Integral to the functioning of an Integrated Warehouse Management System is the order processing, shipping and payment processing reflecting the movement of goods (even between company locations).  This order processing, shipping and payment process is usually handled by electronic transactions.  These electronic transactions typically take the form of standardized Electronic Data Interchange (EDI) transactions and are transmitted between ‘Trading Partners’ by a variety of electronic messaging system transports (Secured Internet, Value Added Networks, Secure FTP).  This functional transaction process is defined within the methodology of Electronic Business Flow Management (EBFM) processes.


Traditional Electronic Data Interchange (EDI) and Just in Time (JIT) inventory management have merged with the focus on Internet Global e-Business to produce a new business process model: Electronic Business Flow Management (EBFM). This new business process model utilizes the traditional EDI infrastructure to form the foundation mechanism for electronic information flow that now feeds the Always On Time (AOT) inventory model. JIT is no longer sufficient, having been developed as an inventory reduction method; it has produced critical inventory shortages, which have been introduced into the process flow model by supply disruptions (strikes, inclement weather, wars, etc.). AOT represents a mechanism to insure that supplies (for manufacturing, distribution, and sales) are always available.
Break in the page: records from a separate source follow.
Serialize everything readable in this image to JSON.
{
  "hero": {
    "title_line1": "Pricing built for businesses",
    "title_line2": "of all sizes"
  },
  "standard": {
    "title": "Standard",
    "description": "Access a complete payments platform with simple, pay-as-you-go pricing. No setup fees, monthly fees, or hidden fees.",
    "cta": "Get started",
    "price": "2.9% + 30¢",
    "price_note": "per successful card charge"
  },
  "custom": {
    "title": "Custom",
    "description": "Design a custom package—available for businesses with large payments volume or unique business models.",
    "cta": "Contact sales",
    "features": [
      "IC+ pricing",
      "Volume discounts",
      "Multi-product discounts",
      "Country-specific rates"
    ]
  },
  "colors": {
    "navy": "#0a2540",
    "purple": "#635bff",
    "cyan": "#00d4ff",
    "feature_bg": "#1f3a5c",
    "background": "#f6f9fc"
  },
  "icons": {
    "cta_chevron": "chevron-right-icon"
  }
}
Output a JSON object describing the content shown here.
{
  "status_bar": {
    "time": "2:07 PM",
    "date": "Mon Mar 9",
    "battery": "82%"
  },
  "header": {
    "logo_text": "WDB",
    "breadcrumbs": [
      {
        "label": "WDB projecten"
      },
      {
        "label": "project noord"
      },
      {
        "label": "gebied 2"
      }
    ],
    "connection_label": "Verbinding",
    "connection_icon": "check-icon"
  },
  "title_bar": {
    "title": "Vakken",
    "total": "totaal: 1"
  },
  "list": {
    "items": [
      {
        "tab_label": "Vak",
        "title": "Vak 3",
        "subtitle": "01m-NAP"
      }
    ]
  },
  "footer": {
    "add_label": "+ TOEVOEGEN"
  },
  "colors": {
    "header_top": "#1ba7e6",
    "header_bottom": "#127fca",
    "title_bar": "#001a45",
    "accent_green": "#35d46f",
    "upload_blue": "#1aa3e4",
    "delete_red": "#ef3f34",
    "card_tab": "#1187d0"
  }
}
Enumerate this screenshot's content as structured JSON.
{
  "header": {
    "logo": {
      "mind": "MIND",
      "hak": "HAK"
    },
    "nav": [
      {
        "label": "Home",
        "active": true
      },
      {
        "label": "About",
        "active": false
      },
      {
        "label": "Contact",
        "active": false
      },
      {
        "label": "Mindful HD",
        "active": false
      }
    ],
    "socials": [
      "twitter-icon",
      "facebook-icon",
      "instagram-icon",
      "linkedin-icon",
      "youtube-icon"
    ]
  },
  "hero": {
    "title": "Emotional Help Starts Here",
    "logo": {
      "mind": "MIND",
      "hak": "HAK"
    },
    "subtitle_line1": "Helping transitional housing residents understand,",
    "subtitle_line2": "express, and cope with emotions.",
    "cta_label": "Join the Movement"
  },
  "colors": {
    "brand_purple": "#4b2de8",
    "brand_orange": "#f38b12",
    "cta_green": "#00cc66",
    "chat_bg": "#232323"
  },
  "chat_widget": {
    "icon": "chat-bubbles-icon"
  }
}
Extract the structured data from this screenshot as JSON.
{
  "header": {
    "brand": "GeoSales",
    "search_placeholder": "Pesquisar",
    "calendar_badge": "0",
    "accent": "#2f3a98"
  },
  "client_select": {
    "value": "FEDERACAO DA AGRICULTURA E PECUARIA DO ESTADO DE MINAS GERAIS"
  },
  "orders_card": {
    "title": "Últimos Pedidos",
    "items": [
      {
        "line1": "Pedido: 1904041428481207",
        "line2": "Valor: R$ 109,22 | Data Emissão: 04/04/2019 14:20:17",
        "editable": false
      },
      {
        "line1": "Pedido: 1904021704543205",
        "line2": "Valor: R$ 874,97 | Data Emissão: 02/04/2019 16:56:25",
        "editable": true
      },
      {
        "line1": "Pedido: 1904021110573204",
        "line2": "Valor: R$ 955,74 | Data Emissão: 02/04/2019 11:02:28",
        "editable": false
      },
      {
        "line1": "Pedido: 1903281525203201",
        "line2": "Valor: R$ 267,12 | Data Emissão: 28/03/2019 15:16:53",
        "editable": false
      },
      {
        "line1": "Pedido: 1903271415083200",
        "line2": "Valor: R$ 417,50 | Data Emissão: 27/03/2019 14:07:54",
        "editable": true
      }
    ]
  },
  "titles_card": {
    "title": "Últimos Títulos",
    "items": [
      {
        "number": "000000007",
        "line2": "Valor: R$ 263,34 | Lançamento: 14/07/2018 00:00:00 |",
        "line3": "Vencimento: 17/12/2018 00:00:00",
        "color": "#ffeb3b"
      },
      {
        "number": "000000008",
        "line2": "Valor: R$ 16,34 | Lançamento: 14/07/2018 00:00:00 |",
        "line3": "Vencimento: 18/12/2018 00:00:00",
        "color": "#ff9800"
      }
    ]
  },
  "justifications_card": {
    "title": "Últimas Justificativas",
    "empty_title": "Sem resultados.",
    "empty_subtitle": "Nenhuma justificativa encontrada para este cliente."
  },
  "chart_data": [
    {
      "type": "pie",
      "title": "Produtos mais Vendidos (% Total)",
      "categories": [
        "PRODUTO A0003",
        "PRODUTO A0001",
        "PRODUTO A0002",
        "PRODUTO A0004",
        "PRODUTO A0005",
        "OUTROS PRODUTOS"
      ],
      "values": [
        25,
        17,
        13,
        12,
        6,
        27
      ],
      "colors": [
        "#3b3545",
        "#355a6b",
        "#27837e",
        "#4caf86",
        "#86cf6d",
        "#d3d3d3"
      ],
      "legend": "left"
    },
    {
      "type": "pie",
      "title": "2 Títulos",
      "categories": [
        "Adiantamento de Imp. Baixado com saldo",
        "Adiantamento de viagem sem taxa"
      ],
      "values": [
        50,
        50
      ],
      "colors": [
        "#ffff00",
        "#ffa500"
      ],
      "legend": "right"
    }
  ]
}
This is accomplished by sophisticated inventory forecasting models, which in turn are fed constant information on supply availability and delivery schedules through EDI interfaces (both traditional EDI and the new Internet Global e-Business engines).


Building on previous supply chain models like KANBAN and other integrated Just In Time (JIT) systems, EBFM provides an automated approach to address the 'pull/flow' supply chain. This creation of the new EBFM business process model is inclusive of alternate supply sources that are dynamically balanced through the inventory and distribution control systems of an organization. This constant information flow from a multitude of sources provides the ability to create an AOT (Always On Time) inventory model. Supply outages, forecast with information from the EDI engines, will be pre-empted by rapid and automatic re-direction to supply alternates. This forecasted supply outage will trigger sophisticated inventory supply engines driven by the EBFM business model to generate additional EDI transactions that will alter existing purchase orders or transportation mechanisms (i.e. placement of an ocean cargo on the next Boeing 747 out of Hong Kong ). This process will enable a smooth and consistent performance of both the service and hard goods business cycle from raw materials through manufacturing to final consumptive delivery.


While still in its formative states, the EBFM model will enable the Global e-Business community to meet the constant and changing demand of the supply and demand cycle. On-going developments in high-technology hardware has provided the basis for sophisticated computer software engines that are capable of managing what will be enormous volumes of data. This constant flow of data will then be converted into manageable information, from which the EBFM model will be managed.


Business managers utilizing EBFM will have a tremendous advantage over those competing companies who will still rely on the old JIT inventory model and traditional business process management models. Usable and dynamic information from the EBFM model will provide instantaneous decision criteria for the demanding business decisions that sophisticated business managers have to make. This constant information flow to the management team of the organization will ensure the fast response that today’s business cycles require. It is not only the best product that makes the sale, but the availability of that product when, where and delivered as the customer wishes.


Management Systems Consulting, Inc. is prepared to assist your organization to meet the challenges presented by the evolving  Warehouse Management Systems. Contact us to learn how to implement EDI trading partner relationships or to grow existing relationships towards EBFM and the Global e-Business model.